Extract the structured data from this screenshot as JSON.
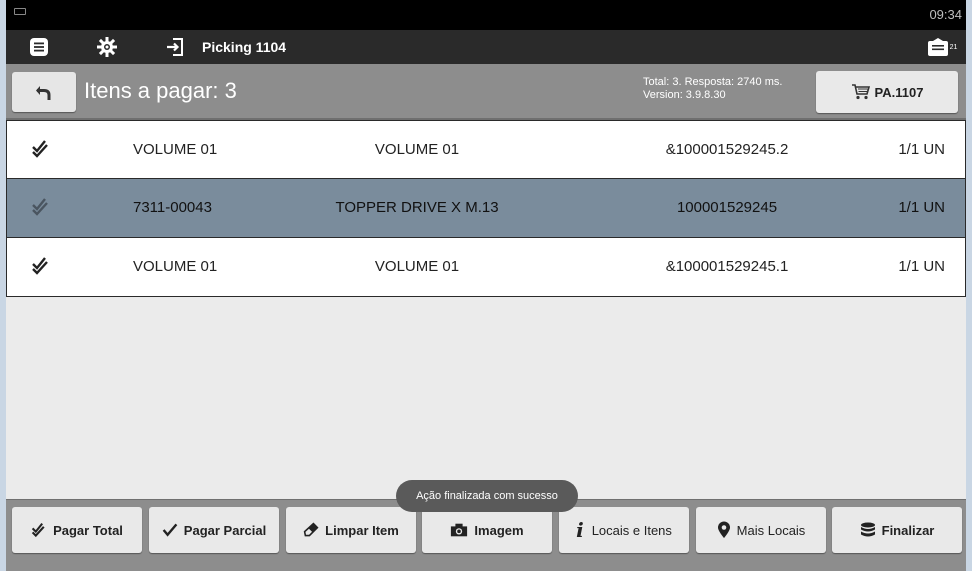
{
  "status_bar": {
    "time": "09:34"
  },
  "action_bar": {
    "title": "Picking 1104",
    "notification_count": "21"
  },
  "header": {
    "title": "Itens a pagar: 3",
    "info_line1": "Total: 3. Resposta: 2740 ms.",
    "info_line2": "Version: 3.9.8.30",
    "cart_button_label": "PA.1107"
  },
  "items": [
    {
      "code": "VOLUME 01",
      "description": "VOLUME 01",
      "barcode": "&100001529245.2",
      "qty": "1/1 UN",
      "selected": false
    },
    {
      "code": "7311-00043",
      "description": "TOPPER DRIVE X M.13",
      "barcode": "100001529245",
      "qty": "1/1 UN",
      "selected": true
    },
    {
      "code": "VOLUME 01",
      "description": "VOLUME 01",
      "barcode": "&100001529245.1",
      "qty": "1/1 UN",
      "selected": false
    }
  ],
  "toast": "Ação finalizada com sucesso",
  "bottom_buttons": {
    "pagar_total": "Pagar Total",
    "pagar_parcial": "Pagar Parcial",
    "limpar_item": "Limpar Item",
    "imagem": "Imagem",
    "locais_itens": "Locais e Itens",
    "mais_locais": "Mais Locais",
    "finalizar": "Finalizar"
  },
  "colors": {
    "selected_row": "#7a8c9c",
    "header_bg": "#8d8d8d",
    "action_bar_bg": "#2a2a2a"
  }
}
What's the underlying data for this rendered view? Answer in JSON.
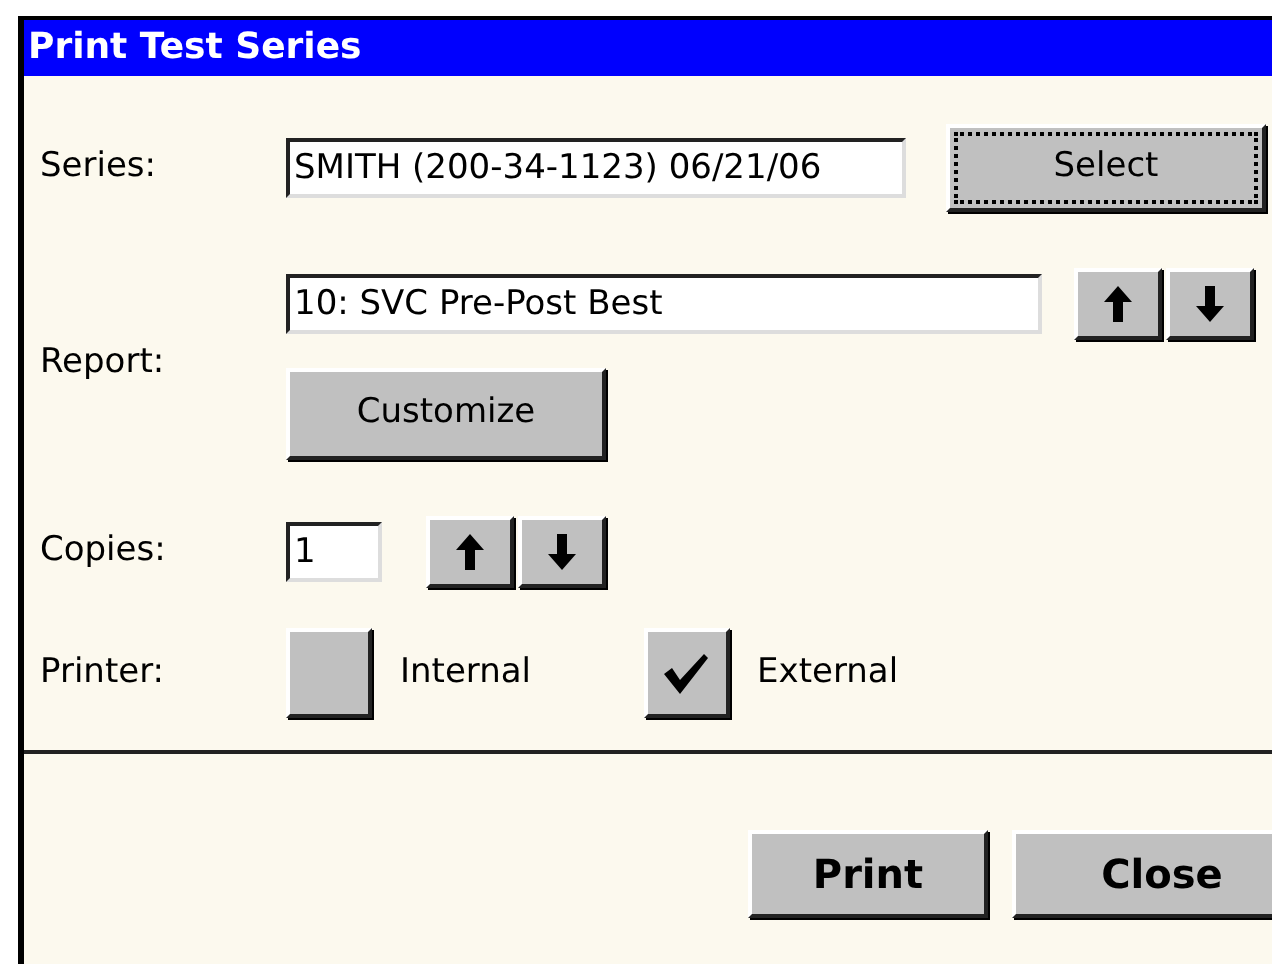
{
  "window": {
    "title": "Print Test Series"
  },
  "series": {
    "label": "Series:",
    "value": "SMITH (200-34-1123) 06/21/06",
    "button": {
      "label": "Select",
      "focused": true
    }
  },
  "report": {
    "label": "Report:",
    "value": "10: SVC Pre-Post Best",
    "button": {
      "label": "Customize",
      "focused": false
    }
  },
  "copies": {
    "label": "Copies:",
    "value": "1"
  },
  "printer": {
    "label": "Printer:",
    "options": [
      {
        "label": "Internal",
        "checked": false
      },
      {
        "label": "External",
        "checked": true
      }
    ]
  },
  "buttons": [
    {
      "label": "Print",
      "focused": false
    },
    {
      "label": "Close",
      "focused": false
    }
  ]
}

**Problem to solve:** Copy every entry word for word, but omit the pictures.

**Result:**
Extract the structured data from this screenshot as JSON.
{
  "status_bar": {
    "time": "09:34"
  },
  "action_bar": {
    "title": "Picking 1104",
    "notification_count": "21"
  },
  "header": {
    "title": "Itens a pagar: 3",
    "info_line1": "Total: 3. Resposta: 2740 ms.",
    "info_line2": "Version: 3.9.8.30",
    "cart_button_label": "PA.1107"
  },
  "items": [
    {
      "code": "VOLUME 01",
      "description": "VOLUME 01",
      "barcode": "&100001529245.2",
      "qty": "1/1 UN",
      "selected": false
    },
    {
      "code": "7311-00043",
      "description": "TOPPER DRIVE X M.13",
      "barcode": "100001529245",
      "qty": "1/1 UN",
      "selected": true
    },
    {
      "code": "VOLUME 01",
      "description": "VOLUME 01",
      "barcode": "&100001529245.1",
      "qty": "1/1 UN",
      "selected": false
    }
  ],
  "toast": "Ação finalizada com sucesso",
  "bottom_buttons": {
    "pagar_total": "Pagar Total",
    "pagar_parcial": "Pagar Parcial",
    "limpar_item": "Limpar Item",
    "imagem": "Imagem",
    "locais_itens": "Locais e Itens",
    "mais_locais": "Mais Locais",
    "finalizar": "Finalizar"
  },
  "colors": {
    "selected_row": "#7a8c9c",
    "header_bg": "#8d8d8d",
    "action_bar_bg": "#2a2a2a"
  }
}
What's the underlying data for this rendered view? Answer in JSON.
{
  "window": {
    "title": "Print Test Series"
  },
  "series": {
    "label": "Series:",
    "value": "SMITH (200-34-1123) 06/21/06",
    "button": {
      "label": "Select",
      "focused": true
    }
  },
  "report": {
    "label": "Report:",
    "value": "10: SVC Pre-Post Best",
    "button": {
      "label": "Customize",
      "focused": false
    }
  },
  "copies": {
    "label": "Copies:",
    "value": "1"
  },
  "printer": {
    "label": "Printer:",
    "options": [
      {
        "label": "Internal",
        "checked": false
      },
      {
        "label": "External",
        "checked": true
      }
    ]
  },
  "buttons": [
    {
      "label": "Print",
      "focused": false
    },
    {
      "label": "Close",
      "focused": false
    }
  ]
}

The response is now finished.